I know that at various times in my own life I look back and think, “Well maybe in that circumstance I probably should have given up a little bit earlier,” and “Maybe I hung on too long and it cost me,” but I think that the habit of pushing through is an important one. It’s important to push through ordinary troubles and even sometimes extraordinary troubles if you believe in what you’re doing and it is worth it. I believe there is something to the idea that a lot of people that are very successful are successful on the basis of simply refusing to be unsuccessful. Of course I’m certainly not going to discount good fortune or being in the right place at the right time. There are clearly many, many, many, other factors that go into being successful.

I’m sure there are plenty of people out there that have worked extraordinarily hard, never given up their dreams, yet they never realized the success that maybe they wanted. There’s some part of me that wants to believe that those people, even if they didn’t reach the success that they wanted, that the passion that they had for trying to succeed carried them through the tough times. Maybe if they looked back they wouldn’t change a thing anyways.  That may be wishful thinking but I’m curious what other folks think out there. I know that the “never say quit” “never say die” attitude can get you into trouble as much as it can urge you forward to success, but I’m curious what stories other people have to share from both sides of that. It was a really interesting documentary on many levels but I thought that piece in particular really resonated with me. I think I was so stuck on that part because I truly believe that a certain amount of success is just predicated on refusing to be unsuccessful.

Thanks as always for reading my blog, I hope you will join the conversation by commenting on this post.

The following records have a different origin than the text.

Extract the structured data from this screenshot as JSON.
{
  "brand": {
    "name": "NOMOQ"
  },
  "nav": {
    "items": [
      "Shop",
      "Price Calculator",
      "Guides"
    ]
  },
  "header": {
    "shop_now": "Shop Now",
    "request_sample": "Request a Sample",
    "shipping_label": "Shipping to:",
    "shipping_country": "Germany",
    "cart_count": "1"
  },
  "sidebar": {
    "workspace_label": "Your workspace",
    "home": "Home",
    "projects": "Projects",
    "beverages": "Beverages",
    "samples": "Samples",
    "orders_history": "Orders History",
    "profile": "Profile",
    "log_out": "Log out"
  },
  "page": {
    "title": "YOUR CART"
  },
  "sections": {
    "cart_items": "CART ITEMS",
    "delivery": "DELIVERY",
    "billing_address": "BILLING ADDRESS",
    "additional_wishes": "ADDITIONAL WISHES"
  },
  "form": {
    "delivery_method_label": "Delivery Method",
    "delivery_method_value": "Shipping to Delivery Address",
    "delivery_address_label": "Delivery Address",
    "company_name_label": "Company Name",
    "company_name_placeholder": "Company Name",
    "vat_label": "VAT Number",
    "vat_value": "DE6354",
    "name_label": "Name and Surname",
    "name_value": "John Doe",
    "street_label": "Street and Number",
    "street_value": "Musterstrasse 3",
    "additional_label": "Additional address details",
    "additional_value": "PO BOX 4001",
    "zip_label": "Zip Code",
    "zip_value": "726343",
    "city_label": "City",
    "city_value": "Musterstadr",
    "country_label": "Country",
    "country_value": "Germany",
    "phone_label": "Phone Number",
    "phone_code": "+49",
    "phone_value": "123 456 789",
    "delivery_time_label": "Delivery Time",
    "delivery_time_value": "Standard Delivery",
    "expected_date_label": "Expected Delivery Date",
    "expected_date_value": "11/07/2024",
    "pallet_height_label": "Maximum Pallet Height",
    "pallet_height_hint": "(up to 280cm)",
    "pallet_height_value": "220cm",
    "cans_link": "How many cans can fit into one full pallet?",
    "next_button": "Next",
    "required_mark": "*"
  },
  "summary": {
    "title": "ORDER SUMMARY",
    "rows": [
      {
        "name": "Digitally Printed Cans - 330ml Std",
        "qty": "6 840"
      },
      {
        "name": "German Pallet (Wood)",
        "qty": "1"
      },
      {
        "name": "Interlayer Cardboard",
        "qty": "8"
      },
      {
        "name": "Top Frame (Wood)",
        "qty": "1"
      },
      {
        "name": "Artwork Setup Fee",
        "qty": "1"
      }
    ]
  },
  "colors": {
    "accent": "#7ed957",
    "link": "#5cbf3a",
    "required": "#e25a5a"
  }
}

If you liked this post, please consider subscribing to this blog and following me on twitter @jmillsapps. I regularly give talks via webinar and speak at events and other engagements. If you are interested in finding out where to see me next please look at the my events page on this blog. If you would interested in having me speak at your event please contact me at events@joshmillsapps.com.

If you are interested in consulting services please go to MB&A Online to learn more.